by Carol Blymire, August 15th, 2014
We’re in for a long, hot summer. So to stave off heat stroke, we’re bringing you our favorite summer treats each week as part of Frozen Friday, giving you the scoop on our favorite ice-cold recipes and party ideas to help you stay cool all summer long.
Over half of all Americans over age 18 drink coffee every day and 30 million of those consumers drink specialty lattes and mochas. Clearly we all know how to
live drink it up. We also like to keep things fresh, especially on long summer days.
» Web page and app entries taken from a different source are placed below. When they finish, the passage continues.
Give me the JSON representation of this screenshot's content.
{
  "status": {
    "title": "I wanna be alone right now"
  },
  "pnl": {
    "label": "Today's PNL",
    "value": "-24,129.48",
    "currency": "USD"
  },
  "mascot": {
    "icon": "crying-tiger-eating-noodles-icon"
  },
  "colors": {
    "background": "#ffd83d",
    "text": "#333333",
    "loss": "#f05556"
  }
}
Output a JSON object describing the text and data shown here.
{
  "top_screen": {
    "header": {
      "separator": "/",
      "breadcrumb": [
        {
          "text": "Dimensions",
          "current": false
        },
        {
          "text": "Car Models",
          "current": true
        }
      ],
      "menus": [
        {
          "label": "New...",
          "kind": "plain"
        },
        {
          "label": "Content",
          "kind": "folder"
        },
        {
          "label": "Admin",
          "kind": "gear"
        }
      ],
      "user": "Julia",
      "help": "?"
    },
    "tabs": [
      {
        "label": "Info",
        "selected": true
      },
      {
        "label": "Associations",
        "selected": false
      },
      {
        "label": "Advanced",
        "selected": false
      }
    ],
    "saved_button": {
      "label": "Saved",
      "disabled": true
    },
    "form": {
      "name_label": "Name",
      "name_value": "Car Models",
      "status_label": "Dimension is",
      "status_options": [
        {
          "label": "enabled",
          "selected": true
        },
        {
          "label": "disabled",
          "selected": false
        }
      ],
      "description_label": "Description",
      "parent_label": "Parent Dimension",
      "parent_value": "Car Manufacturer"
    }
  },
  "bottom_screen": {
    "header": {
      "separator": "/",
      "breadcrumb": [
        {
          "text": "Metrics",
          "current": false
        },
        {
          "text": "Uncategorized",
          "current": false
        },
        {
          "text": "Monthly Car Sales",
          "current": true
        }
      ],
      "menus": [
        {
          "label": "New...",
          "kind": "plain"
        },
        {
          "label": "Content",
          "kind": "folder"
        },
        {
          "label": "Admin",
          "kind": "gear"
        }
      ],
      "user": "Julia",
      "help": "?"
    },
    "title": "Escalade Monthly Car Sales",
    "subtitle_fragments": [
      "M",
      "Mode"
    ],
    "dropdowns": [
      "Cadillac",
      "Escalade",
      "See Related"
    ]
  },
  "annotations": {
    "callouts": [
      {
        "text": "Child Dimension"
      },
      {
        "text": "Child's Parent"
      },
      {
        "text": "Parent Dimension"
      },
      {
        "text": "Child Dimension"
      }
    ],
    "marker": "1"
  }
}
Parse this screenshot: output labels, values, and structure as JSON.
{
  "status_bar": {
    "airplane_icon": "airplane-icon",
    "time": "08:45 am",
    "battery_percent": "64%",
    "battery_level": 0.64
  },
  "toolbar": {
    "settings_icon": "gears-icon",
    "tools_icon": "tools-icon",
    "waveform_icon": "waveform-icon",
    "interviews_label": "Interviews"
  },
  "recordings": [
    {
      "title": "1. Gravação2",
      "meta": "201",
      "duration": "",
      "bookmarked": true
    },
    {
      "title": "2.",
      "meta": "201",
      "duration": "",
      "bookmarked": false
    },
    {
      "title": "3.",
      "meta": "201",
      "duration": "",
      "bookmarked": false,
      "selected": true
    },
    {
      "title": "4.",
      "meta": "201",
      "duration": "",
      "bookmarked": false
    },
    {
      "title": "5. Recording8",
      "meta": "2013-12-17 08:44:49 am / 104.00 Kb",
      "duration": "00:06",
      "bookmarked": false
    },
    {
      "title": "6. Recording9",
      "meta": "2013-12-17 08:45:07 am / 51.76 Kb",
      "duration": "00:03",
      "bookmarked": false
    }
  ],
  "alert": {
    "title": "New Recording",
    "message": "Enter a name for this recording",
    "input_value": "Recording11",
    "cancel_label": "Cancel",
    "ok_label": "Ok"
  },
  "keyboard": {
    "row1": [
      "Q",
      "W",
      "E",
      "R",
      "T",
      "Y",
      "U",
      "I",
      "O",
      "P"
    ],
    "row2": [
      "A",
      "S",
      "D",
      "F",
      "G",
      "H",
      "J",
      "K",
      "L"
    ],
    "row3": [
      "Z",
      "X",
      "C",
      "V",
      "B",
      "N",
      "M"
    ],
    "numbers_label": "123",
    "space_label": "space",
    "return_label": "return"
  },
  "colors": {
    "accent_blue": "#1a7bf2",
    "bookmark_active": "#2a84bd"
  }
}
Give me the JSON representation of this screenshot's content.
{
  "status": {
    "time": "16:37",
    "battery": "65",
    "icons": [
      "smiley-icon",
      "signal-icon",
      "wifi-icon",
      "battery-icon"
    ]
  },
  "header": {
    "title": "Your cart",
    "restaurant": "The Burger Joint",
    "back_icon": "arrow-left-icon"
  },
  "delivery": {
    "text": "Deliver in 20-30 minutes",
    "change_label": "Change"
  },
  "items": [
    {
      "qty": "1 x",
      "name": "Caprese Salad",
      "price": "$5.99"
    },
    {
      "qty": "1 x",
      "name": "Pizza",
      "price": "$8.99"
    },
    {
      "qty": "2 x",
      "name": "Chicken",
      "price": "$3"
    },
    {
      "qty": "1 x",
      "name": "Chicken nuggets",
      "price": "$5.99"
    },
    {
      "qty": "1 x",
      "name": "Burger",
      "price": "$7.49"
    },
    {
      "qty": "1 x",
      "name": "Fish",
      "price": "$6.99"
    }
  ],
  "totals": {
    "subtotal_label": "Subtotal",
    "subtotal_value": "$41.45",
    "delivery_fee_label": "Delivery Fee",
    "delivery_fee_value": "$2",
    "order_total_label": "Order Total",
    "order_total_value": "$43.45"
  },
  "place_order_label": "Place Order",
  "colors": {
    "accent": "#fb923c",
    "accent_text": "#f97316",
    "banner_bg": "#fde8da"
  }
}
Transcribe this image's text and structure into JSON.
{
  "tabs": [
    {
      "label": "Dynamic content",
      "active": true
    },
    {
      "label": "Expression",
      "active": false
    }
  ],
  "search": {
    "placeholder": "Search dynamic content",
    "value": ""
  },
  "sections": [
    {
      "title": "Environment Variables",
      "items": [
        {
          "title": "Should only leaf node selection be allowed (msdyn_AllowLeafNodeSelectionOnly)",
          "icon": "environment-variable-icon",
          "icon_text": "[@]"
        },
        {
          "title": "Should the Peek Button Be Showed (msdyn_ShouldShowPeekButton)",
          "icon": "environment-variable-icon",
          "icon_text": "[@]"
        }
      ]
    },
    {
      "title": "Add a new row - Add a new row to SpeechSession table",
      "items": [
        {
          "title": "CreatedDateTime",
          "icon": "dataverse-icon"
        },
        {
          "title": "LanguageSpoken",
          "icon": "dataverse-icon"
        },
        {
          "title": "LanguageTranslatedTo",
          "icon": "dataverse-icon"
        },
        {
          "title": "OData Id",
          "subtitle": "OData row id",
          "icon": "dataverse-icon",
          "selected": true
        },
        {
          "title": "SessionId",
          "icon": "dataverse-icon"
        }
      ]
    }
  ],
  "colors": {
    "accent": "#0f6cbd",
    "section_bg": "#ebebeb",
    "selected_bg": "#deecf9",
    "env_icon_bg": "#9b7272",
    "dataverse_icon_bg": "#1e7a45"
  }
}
Before your next coffee break, we’ve sought out some of the most creative and tasty iced caffeine kicks to keep you satisfied and energized while the sun is high.
by Virginia Willis in Recipes, August 15th, 2014
AKA Everything’s Just Peachy
This is the very first pie I made after being diagnosed with celiac disease. It’s fruity and sweet, but ginger and a bit of cracked black pepper give it the tiniest of kicks.
I grew up eating fruit pies my uncle made in his bakery, or that my mom made at home. We were the kind of family that had dessert every night after dinner, and all summer long it was pie after pie after pie. Peach pie was my favorite, followed closely by sour cherry.
A rotisserie chicken picked up on the way home from work in a mad dash into the grocery store spells convenience. It’s dinner on the table in a hurry. You can even get all-organic chickens with all-natural ingredients in some better markets. It’s good stuff. However, a home-cooked Whole Roast Chicken with Lemon and Herbs spells real down-home comfort. For all practical purposes, they are the same dish, same bird, same concept, but face it — it’s just not really the same thing. A bird in a bag is a heck of a lot better than a fast-food burger and fries, but it’s like comparing the proverbial apples and oranges — both fruit and round, but that’s about it.
There is little more that satisfies me personally than roast chicken. I love the mouthwatering aroma that fills the house, the sound of the sizzle of the juices in the pan when you open the door to baste the meat, the crackle of the golden-brown skin when the bird is carved. When I go to a world-class restaurant and I really want to see what the chef can do, I don’t order the sous vide signature dish christened with foam or the fancy-pants dish studded with truffles; I order simple, humble roast chicken.